Identification of the brain’s social norm compliance circuitry “might have implications for the criminal justice system,” concluded the researchers. “As these brain areas are not yet fully developed in children, adolescents, or even young adults, our results are consistent with the view that these groups may be less able to activate the evaluative and inhibitory neural circuitry necessary for the appropriate processing of punishment threats. Thus, our results might provide support for the view that the criminal justice system should treat children, adolescents, and immature adults differently from adults,” they wrote.

Source: Cell Press

Explore further: Can brain lesions contribute to criminal behavior?

Related Stories

Can brain lesions contribute to criminal behavior?

December 18, 2017
New research published in the Proceedings of the National Academy of Sciences indicates that lesions to brain areas in individuals exhibiting criminal behavior all fall within a particular brain network involved in moral ...

Discovery could lead to new treatment for anxiety, addiction

November 10, 2017
New research provides fresh insight into how the brain processes reward and punishment, opening new avenues for developing treatment of conditions ranging from anxiety to addictive behaviors such as drug abuse.

High-stress childhoods blind adults to potential loss

December 4, 2017
Adults who lived high-stress childhoods have trouble reading the signs that a loss or punishment is looming, leaving themselves in situations that risk avoidable health and financial problems and legal trouble.

Human-dog bond provides clue to treating social disorders

December 4, 2017
The chemistry behind social behaviour in animals, including the bond between people and dogs – and the lack of one between humans and wolves – could help scientists identify new ways of treating social disorders such ...

What is tramadol, how dangerous is it – and where is it illegal?

November 8, 2017
An Englishwoman named Laura Plummer is in jail in Egypt on suspicion of drug trafficking 290 tramadol tablets.
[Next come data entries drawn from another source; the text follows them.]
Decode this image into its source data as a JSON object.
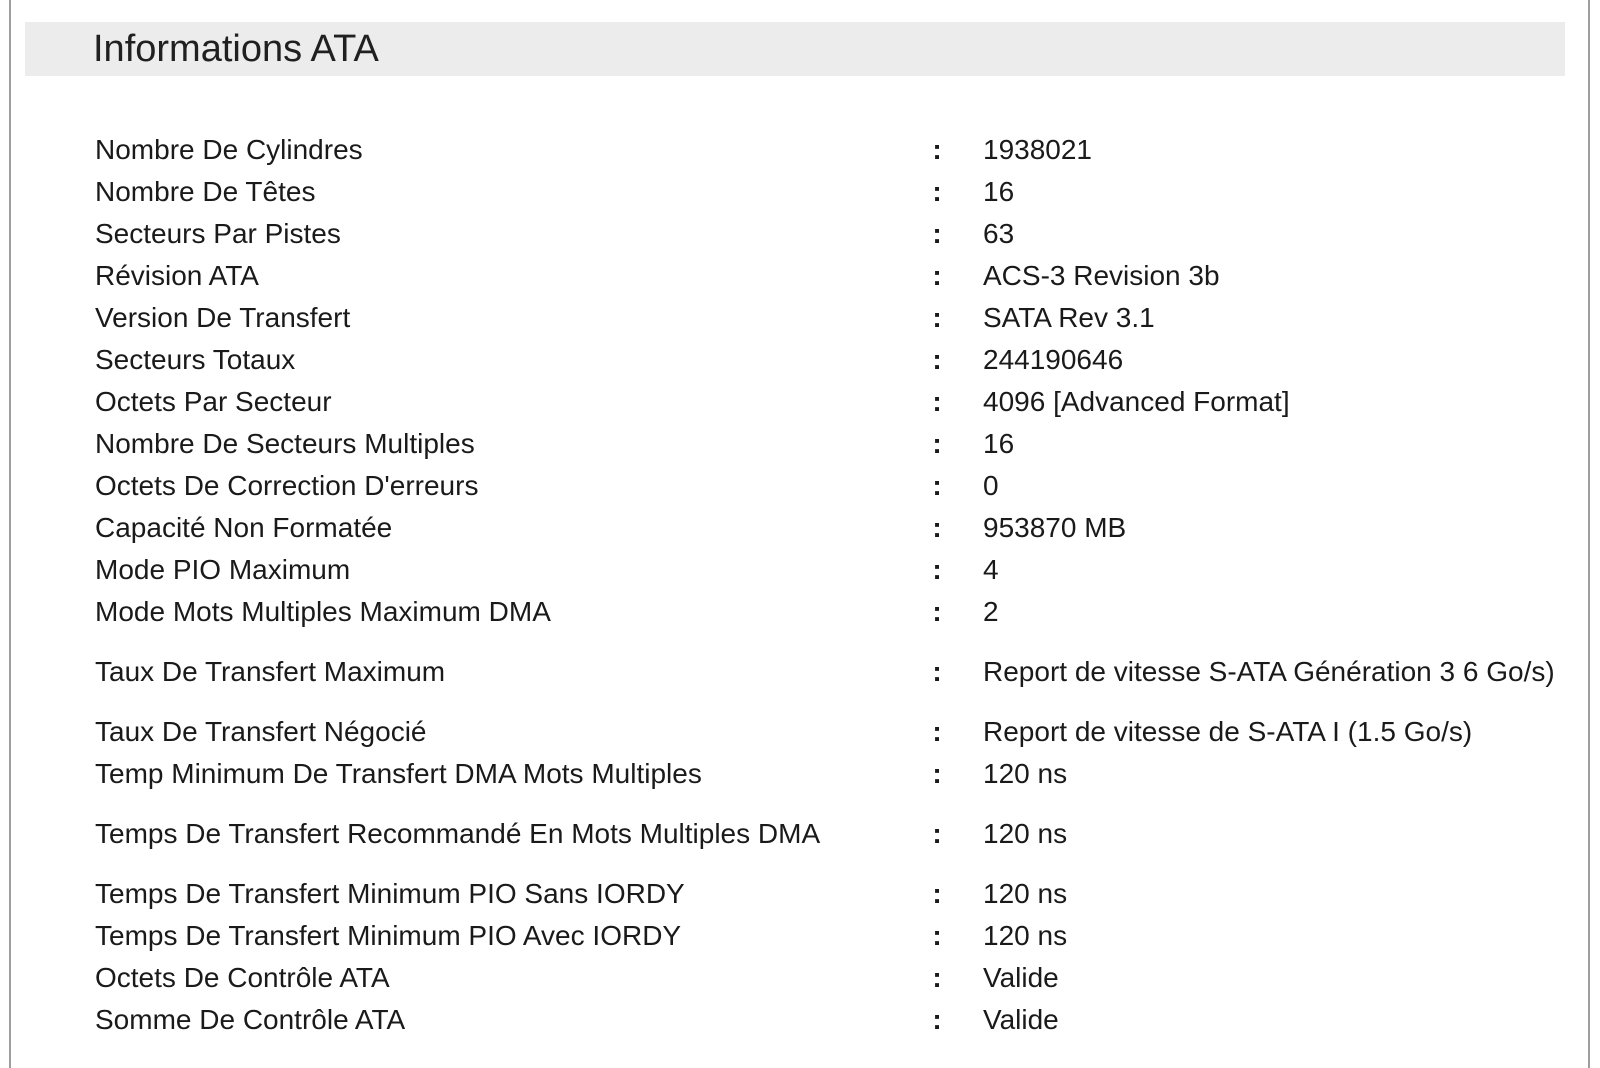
{
  "section": {
    "title": "Informations ATA"
  },
  "separator": ":",
  "rows": [
    {
      "label": "Nombre De Cylindres",
      "value": "1938021"
    },
    {
      "label": "Nombre De Têtes",
      "value": "16"
    },
    {
      "label": "Secteurs Par Pistes",
      "value": "63"
    },
    {
      "label": "Révision ATA",
      "value": "ACS-3 Revision 3b"
    },
    {
      "label": "Version De Transfert",
      "value": "SATA Rev 3.1"
    },
    {
      "label": "Secteurs Totaux",
      "value": "244190646"
    },
    {
      "label": "Octets Par Secteur",
      "value": "4096 [Advanced Format]"
    },
    {
      "label": "Nombre De Secteurs Multiples",
      "value": "16"
    },
    {
      "label": "Octets De Correction D'erreurs",
      "value": "0"
    },
    {
      "label": "Capacité Non Formatée",
      "value": "953870 MB"
    },
    {
      "label": "Mode PIO Maximum",
      "value": "4"
    },
    {
      "label": "Mode Mots Multiples Maximum DMA",
      "value": "2"
    },
    {
      "label": "Taux De Transfert Maximum",
      "value": "Report de vitesse S-ATA Génération 3 6 Go/s)"
    },
    {
      "label": "Taux De Transfert Négocié",
      "value": "Report de vitesse de S-ATA I (1.5 Go/s)"
    },
    {
      "label": "Temp Minimum De Transfert DMA Mots Multiples",
      "value": "120 ns"
    },
    {
      "label": "Temps De Transfert Recommandé En Mots Multiples DMA",
      "value": "120 ns"
    },
    {
      "label": "Temps De Transfert Minimum PIO Sans IORDY",
      "value": "120 ns"
    },
    {
      "label": "Temps De Transfert Minimum PIO Avec IORDY",
      "value": "120 ns"
    },
    {
      "label": "Octets De Contrôle ATA",
      "value": "Valide"
    },
    {
      "label": "Somme De Contrôle ATA",
      "value": "Valide"
    }
  ]
}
The tablets (available on prescription in the UK) were found in her suitcase when it was examined at Hurghada ...

How Spidey, Superman and Sherlock keep us sane

October 30, 2017
Superheroes like Spider-Man, Batman and Superman keep us sane while we struggle to feel safe in our overcrowded cities.

Recommended for you

Forces from fluid in the developing lung play an essential role in organ development

January 23, 2018
It is a marvel of nature: during gestation, multiple tissue types cooperate in building the elegantly functional structures of organs, from the brain's folds to the heart's multiple chambers. A recent study by Princeton researchers ...

More surprises about blood development—and a possible lead for making lymphocytes

January 22, 2018
Hematopoietic stem cells (HSCs) have long been regarded as the granddaddy of all blood cells. After we are born, these multipotent cells give rise to all our cell lineages: lymphoid, myeloid and erythroid cells. Hematologists ...

How metal scaffolds enhance the bone healing process

January 22, 2018
A new study shows how mechanically optimized constructs known as titanium-mesh scaffolds can optimize bone regeneration. The induction of bone regeneration is of importance when treating large bone defects. As demonstrated ...

Researchers illustrate how muscle growth inhibitor is activated, could aid in treating ALS

January 19, 2018
Researchers at the University of Cincinnati (UC) College of Medicine are part of an international team that has identified how the inactive or latent form of GDF8, a signaling protein also known as myostatin responsible for ...

Bioengineered soft microfibers improve T-cell production

January 18, 2018
T cells play a key role in the body's immune response against pathogens. As a new class of therapeutic approaches, T cells are being harnessed to fight cancer, promising more precise, longer-lasting mitigation than traditional, ...

Weight flux alters molecular profile, study finds

January 17, 2018
The human body undergoes dramatic changes during even short periods of weight gain and loss, according to a study led by researchers at the Stanford University School of Medicine.

0 comments

Please sign in to add a comment. Registration is free, and takes less than a minute. Read more

Click here to reset your password.
Sign in to get notified via email when new comments are made.